It seemed like those fans didn't understand the physical toll football took on the franchise quarterback. Former NFL wide receiver Wesley Walker knows all too well the impact playing in the league has on somebody years after they last suited up. He revealed on "After Hours with Amy Lawrence" that Luck's sudden retirement caused him to become emotional.

"A lot of people don't know me," Walker said. "There are people close to me and I'm very emotional but when I heard him speak at his press conference, I've been through a series of injuries and I know what that feels like. I can remember my last year; I couldn't even bend over to touch my toes not knowing I had a real serious back injury.
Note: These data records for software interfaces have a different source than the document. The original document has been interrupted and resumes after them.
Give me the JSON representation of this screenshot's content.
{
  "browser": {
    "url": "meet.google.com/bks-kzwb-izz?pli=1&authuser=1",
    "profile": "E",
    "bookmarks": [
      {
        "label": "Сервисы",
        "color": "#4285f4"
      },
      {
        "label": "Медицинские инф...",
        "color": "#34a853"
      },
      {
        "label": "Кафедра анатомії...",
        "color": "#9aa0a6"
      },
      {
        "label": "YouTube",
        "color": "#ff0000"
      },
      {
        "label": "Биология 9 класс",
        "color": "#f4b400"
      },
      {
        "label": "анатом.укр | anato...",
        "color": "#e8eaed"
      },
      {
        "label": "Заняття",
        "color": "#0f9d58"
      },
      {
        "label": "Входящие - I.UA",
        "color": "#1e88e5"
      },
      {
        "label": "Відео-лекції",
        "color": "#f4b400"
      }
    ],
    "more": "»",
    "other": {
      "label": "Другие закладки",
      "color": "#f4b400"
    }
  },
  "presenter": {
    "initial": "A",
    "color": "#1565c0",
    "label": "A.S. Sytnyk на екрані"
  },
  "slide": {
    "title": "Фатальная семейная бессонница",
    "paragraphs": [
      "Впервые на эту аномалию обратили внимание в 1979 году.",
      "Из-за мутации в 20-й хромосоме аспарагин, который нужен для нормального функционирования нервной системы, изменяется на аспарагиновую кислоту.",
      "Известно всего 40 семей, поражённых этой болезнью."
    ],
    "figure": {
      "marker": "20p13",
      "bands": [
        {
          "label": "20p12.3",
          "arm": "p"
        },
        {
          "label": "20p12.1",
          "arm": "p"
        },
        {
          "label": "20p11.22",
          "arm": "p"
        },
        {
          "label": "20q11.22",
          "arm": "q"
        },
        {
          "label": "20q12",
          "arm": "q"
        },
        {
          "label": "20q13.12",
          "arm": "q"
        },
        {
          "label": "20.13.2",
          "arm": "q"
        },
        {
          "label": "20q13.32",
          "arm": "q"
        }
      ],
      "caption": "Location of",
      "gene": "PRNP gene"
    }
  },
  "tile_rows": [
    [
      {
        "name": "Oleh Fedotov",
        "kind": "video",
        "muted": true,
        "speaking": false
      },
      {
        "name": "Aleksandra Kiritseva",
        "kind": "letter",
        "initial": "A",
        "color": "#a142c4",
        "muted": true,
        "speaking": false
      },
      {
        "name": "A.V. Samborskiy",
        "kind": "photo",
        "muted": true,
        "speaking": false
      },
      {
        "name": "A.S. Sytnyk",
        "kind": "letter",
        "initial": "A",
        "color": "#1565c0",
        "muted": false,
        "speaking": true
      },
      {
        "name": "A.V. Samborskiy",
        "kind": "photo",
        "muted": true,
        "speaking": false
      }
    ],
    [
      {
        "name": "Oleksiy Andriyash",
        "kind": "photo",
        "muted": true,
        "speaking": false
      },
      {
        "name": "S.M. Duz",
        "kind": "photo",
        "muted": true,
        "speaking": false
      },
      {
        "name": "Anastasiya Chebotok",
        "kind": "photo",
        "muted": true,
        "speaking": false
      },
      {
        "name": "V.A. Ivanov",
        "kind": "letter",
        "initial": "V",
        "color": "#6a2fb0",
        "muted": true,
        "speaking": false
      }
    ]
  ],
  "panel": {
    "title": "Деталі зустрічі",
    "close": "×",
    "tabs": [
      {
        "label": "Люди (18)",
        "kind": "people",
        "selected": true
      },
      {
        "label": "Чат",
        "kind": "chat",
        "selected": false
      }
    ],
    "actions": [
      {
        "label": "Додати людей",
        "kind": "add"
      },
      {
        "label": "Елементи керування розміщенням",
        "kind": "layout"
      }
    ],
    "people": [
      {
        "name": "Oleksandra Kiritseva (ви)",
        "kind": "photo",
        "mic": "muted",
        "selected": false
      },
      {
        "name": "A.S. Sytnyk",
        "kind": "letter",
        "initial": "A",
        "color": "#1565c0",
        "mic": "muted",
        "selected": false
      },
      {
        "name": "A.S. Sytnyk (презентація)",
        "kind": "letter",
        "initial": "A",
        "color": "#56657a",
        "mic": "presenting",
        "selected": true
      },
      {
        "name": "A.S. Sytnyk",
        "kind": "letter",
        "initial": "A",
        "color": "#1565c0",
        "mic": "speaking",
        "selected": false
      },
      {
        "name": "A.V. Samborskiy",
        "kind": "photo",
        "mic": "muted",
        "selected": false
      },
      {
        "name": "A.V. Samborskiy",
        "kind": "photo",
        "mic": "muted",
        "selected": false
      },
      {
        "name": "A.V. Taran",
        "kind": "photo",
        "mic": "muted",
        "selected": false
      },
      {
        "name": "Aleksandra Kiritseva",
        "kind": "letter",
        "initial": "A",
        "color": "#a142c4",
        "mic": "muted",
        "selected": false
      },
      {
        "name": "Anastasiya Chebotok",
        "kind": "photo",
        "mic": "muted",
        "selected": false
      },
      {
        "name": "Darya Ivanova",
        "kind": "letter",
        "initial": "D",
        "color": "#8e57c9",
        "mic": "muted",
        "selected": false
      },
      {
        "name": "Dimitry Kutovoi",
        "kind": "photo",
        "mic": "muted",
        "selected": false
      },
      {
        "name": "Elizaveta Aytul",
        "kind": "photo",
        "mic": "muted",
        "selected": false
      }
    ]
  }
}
"Not only my back but my neck and you're trying to get through training camp but I remember taking vicoden just to get through practice. You're taking injections, I was getting my knee drained before games and all this culminating and when you're trying to get ready and prepare yourself - and you're playing against some caliber people - you have to be on your game."
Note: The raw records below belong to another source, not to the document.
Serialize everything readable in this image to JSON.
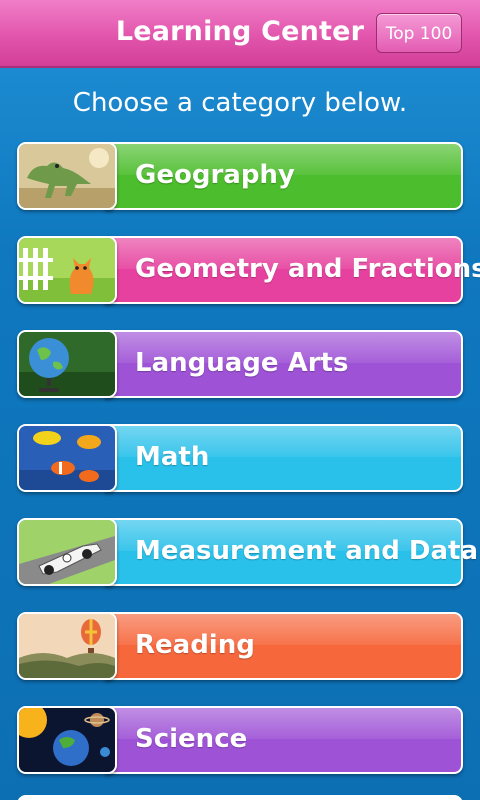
{
  "header": {
    "title": "Learning Center",
    "top_button": "Top 100"
  },
  "subtitle": "Choose a category below.",
  "categories": [
    {
      "label": "Geography",
      "color": "#4cbd2c",
      "icon": "dinosaur-icon"
    },
    {
      "label": "Geometry and Fractions",
      "color": "#e6419e",
      "icon": "cat-fence-icon"
    },
    {
      "label": "Language Arts",
      "color": "#9e52d6",
      "icon": "globe-icon"
    },
    {
      "label": "Math",
      "color": "#29c0ea",
      "icon": "fish-icon"
    },
    {
      "label": "Measurement and Data",
      "color": "#29c0ea",
      "icon": "race-car-icon"
    },
    {
      "label": "Reading",
      "color": "#f6673c",
      "icon": "hot-air-balloon-icon"
    },
    {
      "label": "Science",
      "color": "#9e52d6",
      "icon": "solar-system-icon"
    }
  ]
}
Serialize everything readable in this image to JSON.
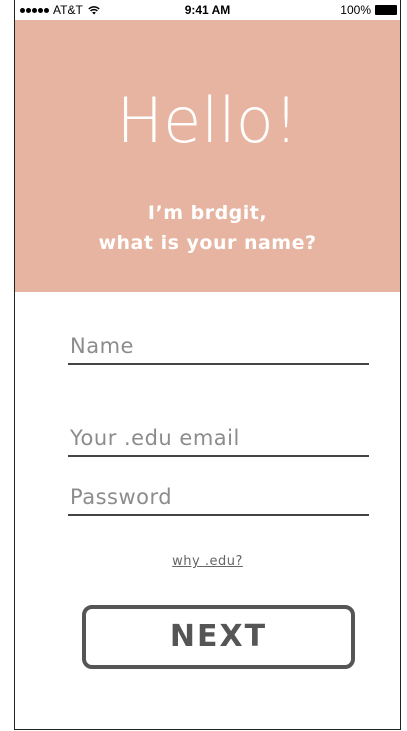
{
  "status_bar": {
    "carrier": "AT&T",
    "time": "9:41 AM",
    "battery": "100%"
  },
  "hero": {
    "title": "Hello!",
    "subtitle_line1": "I’m brdgit,",
    "subtitle_line2": "what is your name?",
    "background_color": "#e6b4a1"
  },
  "form": {
    "name_placeholder": "Name",
    "name_value": "",
    "email_placeholder": "Your .edu email",
    "email_value": "",
    "password_placeholder": "Password",
    "password_value": ""
  },
  "links": {
    "why_edu": "why .edu?"
  },
  "buttons": {
    "next_label": "NEXT"
  },
  "icons": {
    "signal": "signal-icon",
    "wifi": "wifi-icon",
    "battery": "battery-icon"
  }
}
Walker spent the entirety of his 13-year playing career with the New York Jets. He's was also one of the franchise's most dominant wide outs. He ranks second All Time in receiving yards in team history (8,306).

"I used to have some of the trainers say, 'Wesley Walker at 50% is better than your backup at 100%', which is - you've got to be crazy to think that way to get on the field where you're taking a chance being hurt seriously," Walker said. "All my injuries have culminated from playing in the National Football League and, to be honest with you, most of my major surgeries have after my career. I had a very serious neck injury in '86. I was contemplating retirement and I played three years more than probably what I should have. Since then, I've had 14 screws put in there, a plate and cage."

The 64-year-old reflected on the numerous surgeries to his back, neck and shoulder following his retirement in 1989, when he was 34 years old. 

"Right now, I'm struggling. People don't see me - They'll see me in a suit and tie and I'm out, they'll say, 'you look like you can still play!' but I have all of this atrophy ... I'm losing motor function in my right hand," Walker said. "I used to shake a lot and I have different things in both left and right handed that - it's even hard to explain what I get, where my ligaments catch and I have this pain with tingling, numbness. I haven't felt my feet - they're numb since 1986."

Luck's speech reiterated Walker's regret of playing football, knowing the physical consequences as a result of years of wear and tear. 

"When Andrew was talking I'm saying to myself, 'I don't even play anymore but I know what you're talking about and how you don't feel good,' Walker said. "Most players say they would play this game, they would do it all over again. If I knew what would be taken place right now, the way I'm feeling, there would be no way I would play this game."

Click the audio player below to listen to Walker's interview in its entirety.